*** Block opens ***

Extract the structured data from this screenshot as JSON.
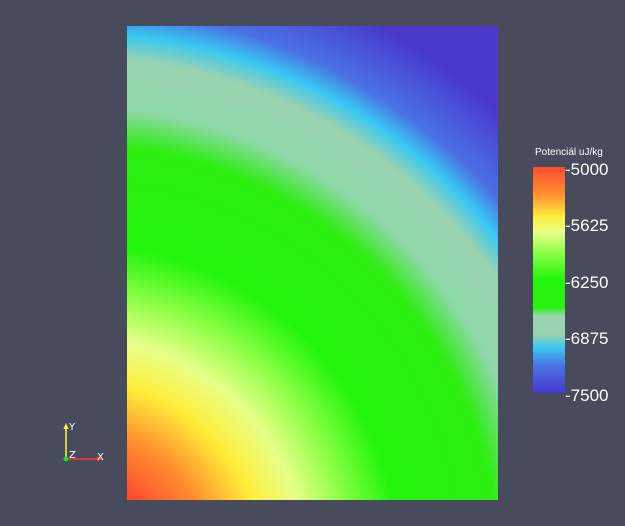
{
  "scalar_bar": {
    "title": "Potenciál uJ/kg",
    "ticks": [
      "-5000",
      "-5625",
      "-6250",
      "-6875",
      "-7500"
    ],
    "colors": {
      "max": "#ff4b2e",
      "orange": "#ff8f2e",
      "yellow": "#ffee3a",
      "pale_yellow": "#e6ff88",
      "light_green": "#8cff45",
      "green": "#22f50c",
      "pale_teal": "#9ad3b0",
      "cyan": "#38c8f2",
      "blue": "#4a72e4",
      "min": "#4838cc"
    }
  },
  "axes": {
    "x_label": "X",
    "y_label": "Y",
    "z_label": "Z"
  }
}
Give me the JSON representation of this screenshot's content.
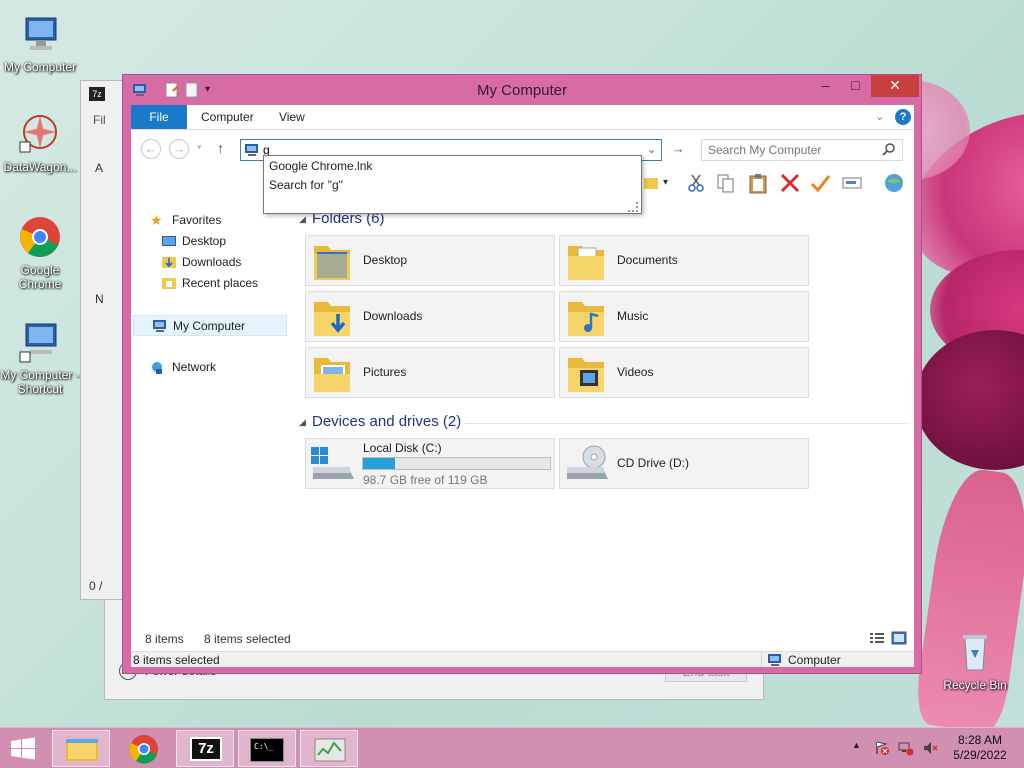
{
  "desktop": {
    "icons": [
      {
        "label": "My Computer"
      },
      {
        "label": "DataWagon..."
      },
      {
        "label": "Google Chrome"
      },
      {
        "label": "My Computer - Shortcut"
      },
      {
        "label": "Recycle Bin"
      }
    ]
  },
  "background_window": {
    "letters": [
      "Fil",
      "A",
      "N"
    ],
    "status": "0 /",
    "footer_left": "Fewer details",
    "footer_button": "End task"
  },
  "window": {
    "title": "My Computer",
    "tabs": [
      "File",
      "Computer",
      "View"
    ],
    "address_value": "g",
    "search_placeholder": "Search My Computer",
    "autocomplete": [
      "Google Chrome.lnk",
      "Search for \"g\""
    ],
    "nav": {
      "favorites": "Favorites",
      "favorites_items": [
        "Desktop",
        "Downloads",
        "Recent places"
      ],
      "my_computer": "My Computer",
      "network": "Network"
    },
    "folders_header": "Folders (6)",
    "folders": [
      "Desktop",
      "Documents",
      "Downloads",
      "Music",
      "Pictures",
      "Videos"
    ],
    "devices_header": "Devices and drives (2)",
    "drives": [
      {
        "name": "Local Disk (C:)",
        "free_text": "98.7 GB free of 119 GB",
        "used_fraction": 0.17
      },
      {
        "name": "CD Drive (D:)"
      }
    ],
    "inner_status": {
      "items": "8 items",
      "selected": "8 items selected"
    },
    "status_bar": {
      "left": "8 items selected",
      "right": "Computer"
    }
  },
  "taskbar": {
    "clock_time": "8:28 AM",
    "clock_date": "5/29/2022",
    "apps": [
      "file-explorer",
      "google-chrome",
      "7-zip",
      "command-prompt",
      "task-manager"
    ]
  },
  "colors": {
    "window_frame": "#d66ba6",
    "accent_blue": "#1979ca",
    "taskbar": "#d18fb1",
    "close_button": "#c7403d"
  }
}
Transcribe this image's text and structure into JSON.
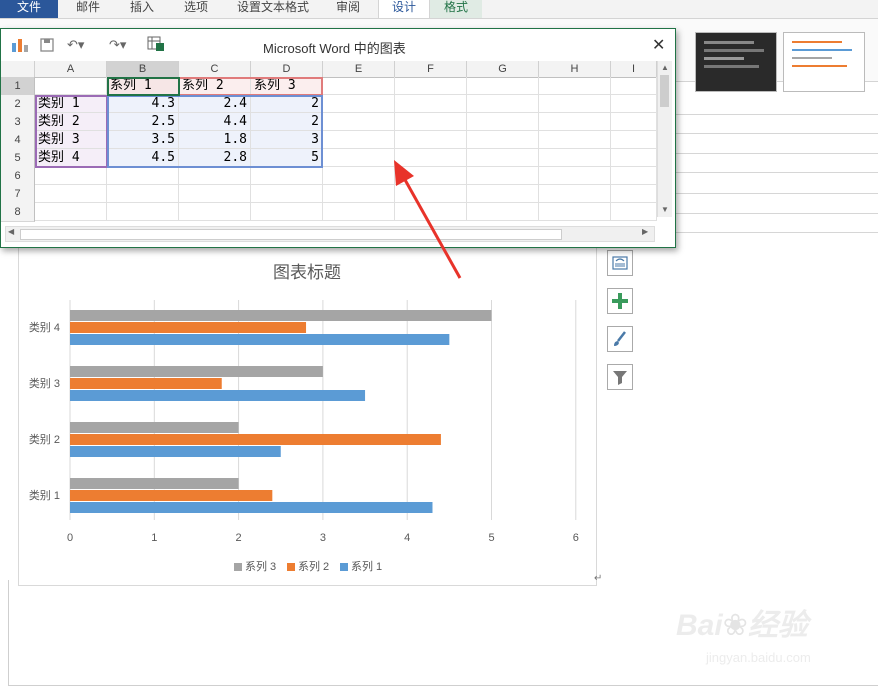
{
  "ribbon": {
    "tabs": [
      "文件",
      "邮件",
      "插入",
      "选项",
      "设置文本格式",
      "审阅",
      "设计",
      "格式"
    ]
  },
  "data_window": {
    "title": "Microsoft Word 中的图表",
    "columns": [
      "A",
      "B",
      "C",
      "D",
      "E",
      "F",
      "G",
      "H",
      "I"
    ],
    "rows": [
      "1",
      "2",
      "3",
      "4",
      "5",
      "6",
      "7",
      "8"
    ],
    "header_row": [
      "系列 1",
      "系列 2",
      "系列 3"
    ],
    "data_rows": [
      {
        "label": "类别 1",
        "values": [
          "4.3",
          "2.4",
          "2"
        ]
      },
      {
        "label": "类别 2",
        "values": [
          "2.5",
          "4.4",
          "2"
        ]
      },
      {
        "label": "类别 3",
        "values": [
          "3.5",
          "1.8",
          "3"
        ]
      },
      {
        "label": "类别 4",
        "values": [
          "4.5",
          "2.8",
          "5"
        ]
      }
    ],
    "close_icon": "close-icon"
  },
  "chart_data": {
    "type": "bar",
    "orientation": "horizontal",
    "title": "图表标题",
    "categories": [
      "类别 1",
      "类别 2",
      "类别 3",
      "类别 4"
    ],
    "series": [
      {
        "name": "系列 1",
        "values": [
          4.3,
          2.5,
          3.5,
          4.5
        ],
        "color": "#5b9bd5"
      },
      {
        "name": "系列 2",
        "values": [
          2.4,
          4.4,
          1.8,
          2.8
        ],
        "color": "#ed7d31"
      },
      {
        "name": "系列 3",
        "values": [
          2,
          2,
          3,
          5
        ],
        "color": "#a5a5a5"
      }
    ],
    "x_ticks": [
      "0",
      "1",
      "2",
      "3",
      "4",
      "5",
      "6"
    ],
    "xlim": [
      0,
      6
    ],
    "grid": true,
    "legend_position": "bottom",
    "legend_order": [
      "系列 3",
      "系列 2",
      "系列 1"
    ]
  },
  "watermark": {
    "brand": "Baidu经验",
    "url": "jingyan.baidu.com"
  },
  "colors": {
    "accent": "#2b579a",
    "excel_green": "#217346",
    "arrow": "#e8332a"
  }
}
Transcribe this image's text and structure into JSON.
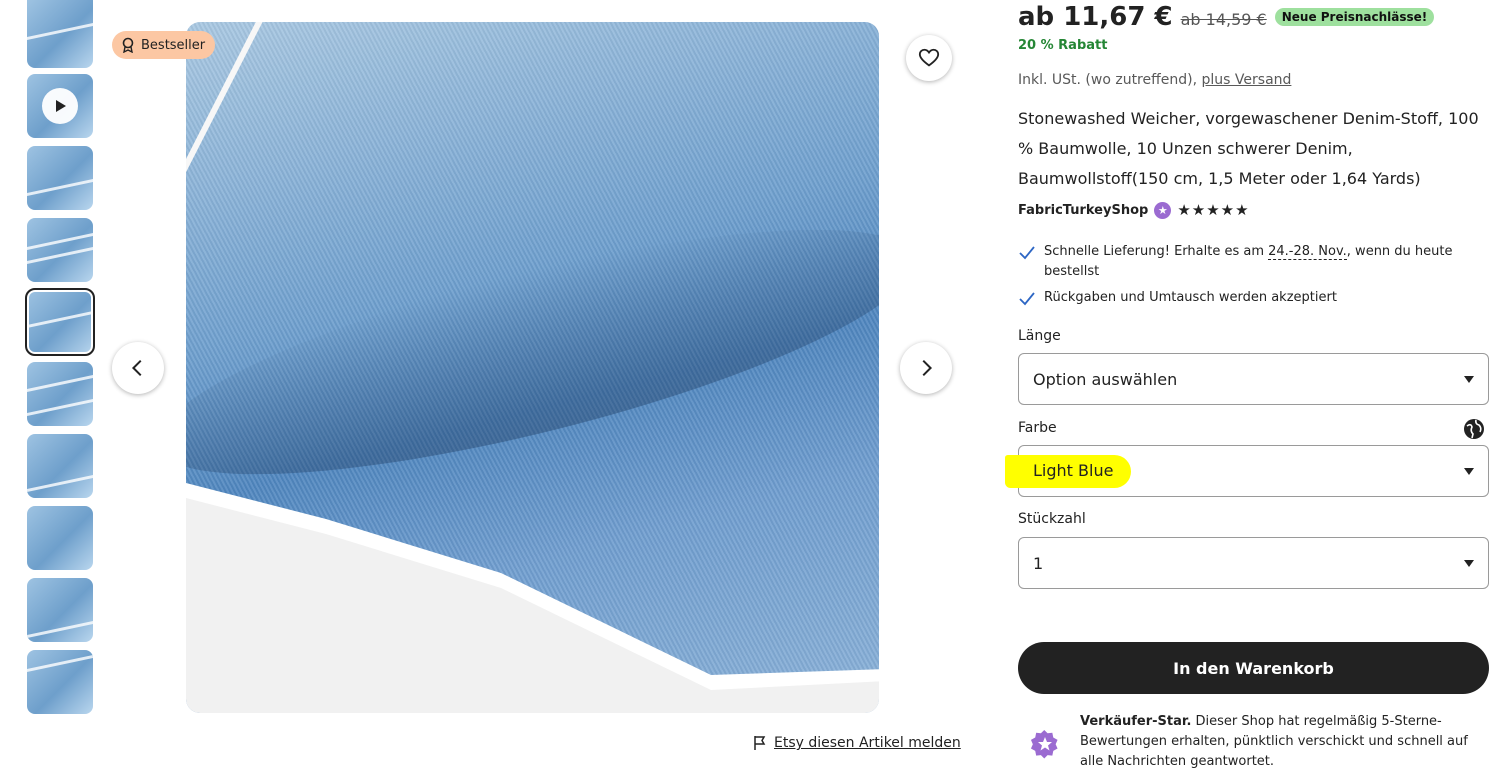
{
  "colors": {
    "accent": "#222222",
    "discount": "#258635",
    "badge_new": "#9ee09e",
    "bestseller_badge": "#fcc7a3",
    "star_seller": "#9b6bd1",
    "highlight": "#ffff00"
  },
  "gallery": {
    "bestseller_label": "Bestseller",
    "thumbnail_count": 10,
    "selected_thumbnail": 5
  },
  "report_link": "Etsy diesen Artikel melden",
  "product": {
    "price": "ab 11,67 €",
    "old_price": "ab 14,59 €",
    "price_badge": "Neue Preisnachlässe!",
    "discount": "20 % Rabatt",
    "tax_text": "Inkl. USt. (wo zutreffend),",
    "shipping_link": "plus Versand",
    "title": "Stonewashed Weicher, vorgewaschener Denim-Stoff, 100 % Baumwolle, 10 Unzen schwerer Denim, Baumwollstoff(150 cm, 1,5 Meter oder 1,64 Yards)",
    "shop_name": "FabricTurkeyShop",
    "rating_stars": "★★★★★"
  },
  "bullets": {
    "delivery_prefix": "Schnelle Lieferung! Erhalte es am",
    "delivery_dates": "24.-28. Nov.",
    "delivery_suffix": ", wenn du heute bestellst",
    "returns": "Rückgaben und Umtausch werden akzeptiert"
  },
  "options": {
    "length_label": "Länge",
    "length_value": "Option auswählen",
    "color_label": "Farbe",
    "color_value": "Light Blue",
    "qty_label": "Stückzahl",
    "qty_value": "1"
  },
  "cart_button": "In den Warenkorb",
  "star_seller": {
    "title": "Verkäufer-Star.",
    "text": "Dieser Shop hat regelmäßig 5-Sterne-Bewertungen erhalten, pünktlich verschickt und schnell auf alle Nachrichten geantwortet."
  }
}
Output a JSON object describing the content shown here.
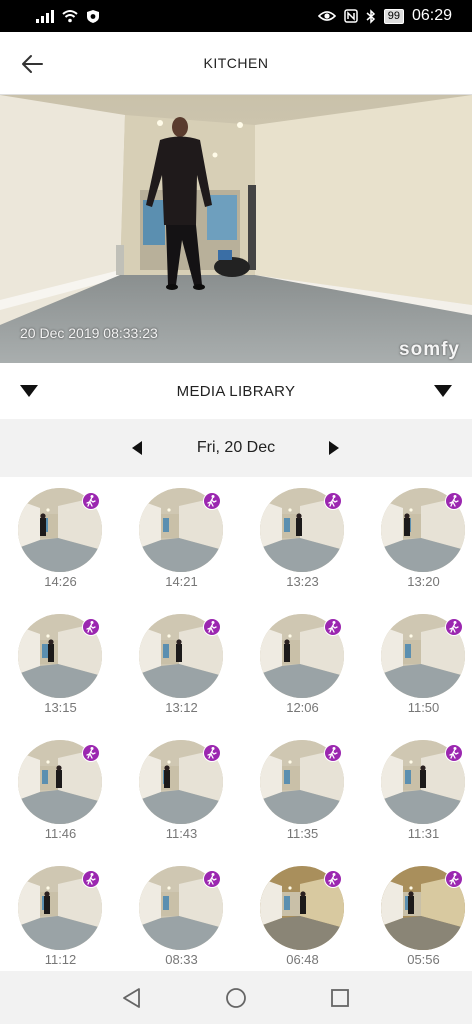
{
  "status_bar": {
    "battery": "99",
    "time": "06:29"
  },
  "header": {
    "title": "KITCHEN"
  },
  "camera": {
    "timestamp": "20 Dec 2019 08:33:23",
    "brand": "somfy"
  },
  "media_library": {
    "title": "MEDIA LIBRARY"
  },
  "date_selector": {
    "date": "Fri, 20 Dec"
  },
  "thumbnails": [
    {
      "time": "14:26"
    },
    {
      "time": "14:21"
    },
    {
      "time": "13:23"
    },
    {
      "time": "13:20"
    },
    {
      "time": "13:15"
    },
    {
      "time": "13:12"
    },
    {
      "time": "12:06"
    },
    {
      "time": "11:50"
    },
    {
      "time": "11:46"
    },
    {
      "time": "11:43"
    },
    {
      "time": "11:35"
    },
    {
      "time": "11:31"
    },
    {
      "time": "11:12"
    },
    {
      "time": "08:33"
    },
    {
      "time": "06:48"
    },
    {
      "time": "05:56"
    }
  ],
  "colors": {
    "badge": "#9b27b0",
    "header_bg": "#ffffff",
    "date_bar_bg": "#f2f2f2"
  },
  "icons": {
    "back": "arrow-left-icon",
    "motion": "person-walking-icon"
  }
}
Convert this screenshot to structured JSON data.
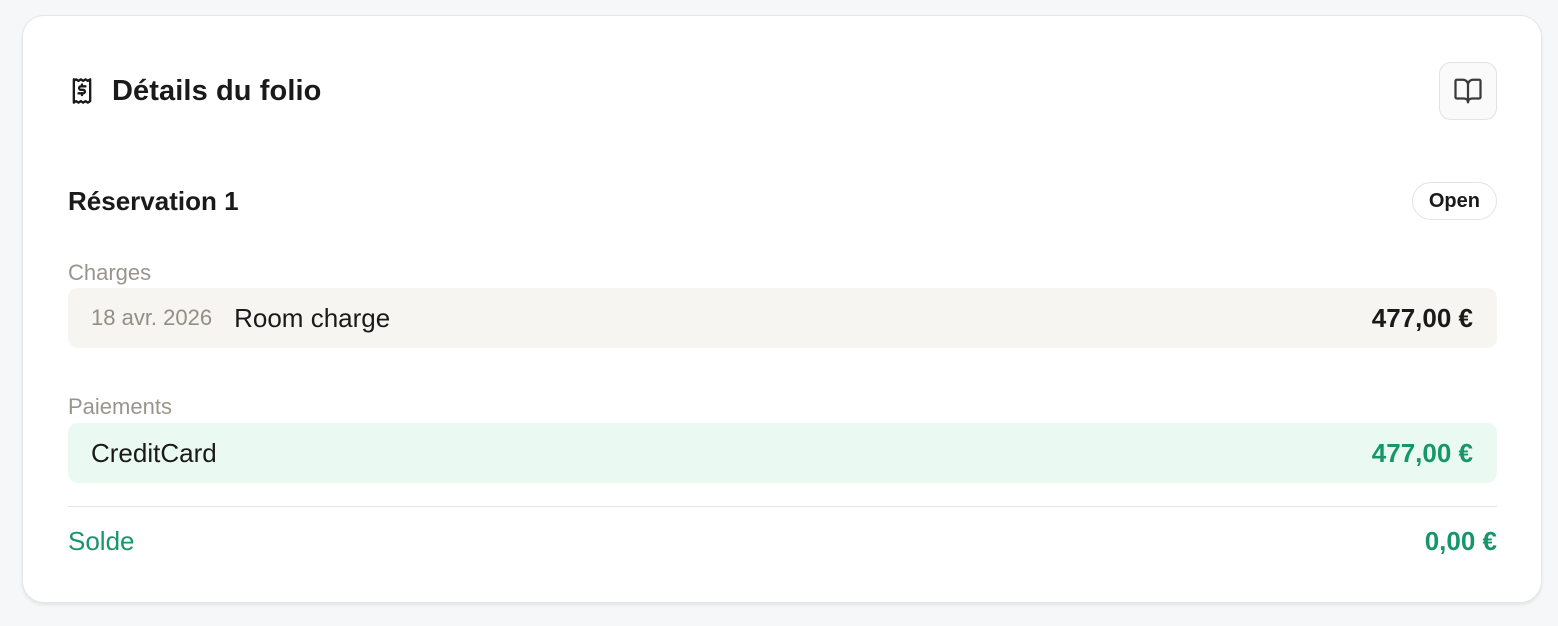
{
  "folio": {
    "title": "Détails du folio",
    "title_icon": "receipt-icon",
    "action_icon": "book-open-icon"
  },
  "reservation": {
    "title": "Réservation 1",
    "status": "Open"
  },
  "charges": {
    "label": "Charges",
    "items": [
      {
        "date": "18 avr. 2026",
        "description": "Room charge",
        "amount": "477,00 €"
      }
    ]
  },
  "payments": {
    "label": "Paiements",
    "items": [
      {
        "description": "CreditCard",
        "amount": "477,00 €"
      }
    ]
  },
  "balance": {
    "label": "Solde",
    "amount": "0,00 €"
  },
  "colors": {
    "accent_green": "#16966a",
    "charge_row_bg": "#f6f5f1",
    "payment_row_bg": "#eafaf2",
    "muted_text": "#9a958c"
  }
}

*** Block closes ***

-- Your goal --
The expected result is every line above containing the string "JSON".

-- Finished task --
Extract the structured data from this screenshot as JSON.
Give me the JSON representation of this screenshot's content.
Transcribe this image's text and structure into JSON.
Transcribe this image's text and structure into JSON.
Output a JSON object describing the content shown here.
Convert this screenshot to structured JSON data.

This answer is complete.